Spying, Burglary, Unobtrusiveness, and one more point of Paradox Prevention (creating a note telling themselves to duck) get spent during the breakout. Their final history presentation guarantees them an A+ grade by each of Bill and Ted spending their newly-acquired points of History. This guarantees that their historical friends are convincing and well-received — and true, correct history snaps into place.
I think the most important rule from looking at Bill and Ted’s Excellent Adventure as a TimeWatch adventure is that the GUMSHOE ruleset is exactly as flexible as you want it to be. The movie certainly doesn’t have a lot of traditional investigation in it, so it doesn’t play to the things that GUMSHOE does best, but it’d be easy to duplicate with funny players and a GM who rewarded for playing against the heroic type. Mostly, it’s a great reminder to make your games ridiculously fun… even if you don’t need to make the game ridiculous to do so.
Bill and Ted’s Excellent Adventure is currently streaming on Netflix. It’s still fun.

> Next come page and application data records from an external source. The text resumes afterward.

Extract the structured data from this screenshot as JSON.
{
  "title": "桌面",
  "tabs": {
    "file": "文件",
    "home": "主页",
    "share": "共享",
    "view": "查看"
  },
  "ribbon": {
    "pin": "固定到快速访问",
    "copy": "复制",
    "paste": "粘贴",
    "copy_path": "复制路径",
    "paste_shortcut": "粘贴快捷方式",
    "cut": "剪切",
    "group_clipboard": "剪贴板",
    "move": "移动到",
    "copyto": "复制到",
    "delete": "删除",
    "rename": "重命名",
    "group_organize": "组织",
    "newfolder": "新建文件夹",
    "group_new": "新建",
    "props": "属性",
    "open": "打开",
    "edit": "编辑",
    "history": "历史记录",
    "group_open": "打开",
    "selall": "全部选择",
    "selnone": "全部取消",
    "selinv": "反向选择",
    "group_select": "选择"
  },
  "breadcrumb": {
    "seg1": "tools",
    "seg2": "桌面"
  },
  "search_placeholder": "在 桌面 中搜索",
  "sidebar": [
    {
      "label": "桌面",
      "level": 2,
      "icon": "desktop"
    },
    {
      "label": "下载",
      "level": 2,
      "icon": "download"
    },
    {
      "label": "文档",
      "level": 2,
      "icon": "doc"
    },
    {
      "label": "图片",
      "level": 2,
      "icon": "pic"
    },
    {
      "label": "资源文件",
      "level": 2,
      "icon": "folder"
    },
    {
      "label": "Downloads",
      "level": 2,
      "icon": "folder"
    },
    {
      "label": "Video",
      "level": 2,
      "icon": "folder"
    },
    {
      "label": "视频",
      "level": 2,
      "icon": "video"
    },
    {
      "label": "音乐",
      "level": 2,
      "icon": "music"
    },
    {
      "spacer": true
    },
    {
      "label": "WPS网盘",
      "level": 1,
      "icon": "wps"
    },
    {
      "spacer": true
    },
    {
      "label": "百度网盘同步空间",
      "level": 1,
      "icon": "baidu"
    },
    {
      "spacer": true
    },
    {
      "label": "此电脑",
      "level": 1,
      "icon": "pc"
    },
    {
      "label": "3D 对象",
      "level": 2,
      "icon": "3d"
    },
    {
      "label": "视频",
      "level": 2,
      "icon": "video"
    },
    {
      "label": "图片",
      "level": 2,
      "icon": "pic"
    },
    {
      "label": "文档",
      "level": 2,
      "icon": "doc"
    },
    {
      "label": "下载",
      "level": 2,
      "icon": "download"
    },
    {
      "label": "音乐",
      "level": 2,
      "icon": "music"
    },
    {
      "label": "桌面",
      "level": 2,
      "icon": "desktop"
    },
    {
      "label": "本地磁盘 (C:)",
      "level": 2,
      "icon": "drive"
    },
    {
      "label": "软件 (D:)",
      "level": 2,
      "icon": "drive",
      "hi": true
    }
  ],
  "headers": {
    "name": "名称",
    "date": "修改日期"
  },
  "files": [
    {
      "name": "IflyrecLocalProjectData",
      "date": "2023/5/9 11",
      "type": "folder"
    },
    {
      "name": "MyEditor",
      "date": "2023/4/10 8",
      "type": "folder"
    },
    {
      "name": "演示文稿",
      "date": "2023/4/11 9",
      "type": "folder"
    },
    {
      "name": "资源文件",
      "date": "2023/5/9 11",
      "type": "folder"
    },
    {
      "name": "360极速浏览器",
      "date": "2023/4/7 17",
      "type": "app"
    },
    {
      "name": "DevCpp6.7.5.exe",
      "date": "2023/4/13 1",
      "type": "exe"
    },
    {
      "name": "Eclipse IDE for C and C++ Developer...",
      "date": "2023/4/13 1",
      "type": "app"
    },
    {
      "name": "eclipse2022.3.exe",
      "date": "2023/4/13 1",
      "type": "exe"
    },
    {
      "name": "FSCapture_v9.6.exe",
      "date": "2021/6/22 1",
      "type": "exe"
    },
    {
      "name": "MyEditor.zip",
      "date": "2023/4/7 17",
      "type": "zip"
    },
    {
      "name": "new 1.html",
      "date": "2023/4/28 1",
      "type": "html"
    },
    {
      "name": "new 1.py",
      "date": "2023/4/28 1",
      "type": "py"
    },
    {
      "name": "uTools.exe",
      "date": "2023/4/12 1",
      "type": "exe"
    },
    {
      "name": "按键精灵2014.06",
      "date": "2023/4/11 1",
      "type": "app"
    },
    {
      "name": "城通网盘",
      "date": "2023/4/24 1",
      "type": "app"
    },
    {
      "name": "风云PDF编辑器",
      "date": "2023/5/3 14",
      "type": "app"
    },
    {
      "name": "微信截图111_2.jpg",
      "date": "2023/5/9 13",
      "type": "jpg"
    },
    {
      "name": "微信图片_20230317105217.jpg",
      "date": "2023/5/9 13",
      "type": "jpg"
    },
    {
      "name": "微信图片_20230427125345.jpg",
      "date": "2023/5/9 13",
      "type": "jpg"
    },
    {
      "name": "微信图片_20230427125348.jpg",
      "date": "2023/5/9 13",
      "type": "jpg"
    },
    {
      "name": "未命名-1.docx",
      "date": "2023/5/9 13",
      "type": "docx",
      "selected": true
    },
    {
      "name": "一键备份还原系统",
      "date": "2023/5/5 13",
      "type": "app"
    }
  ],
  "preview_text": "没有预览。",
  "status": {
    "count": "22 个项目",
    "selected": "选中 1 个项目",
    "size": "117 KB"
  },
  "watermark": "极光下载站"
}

TimeWatch is a GUMSHOE game of investigative time travel, planned for Q1 2015. It’s written by Kevin Kulp.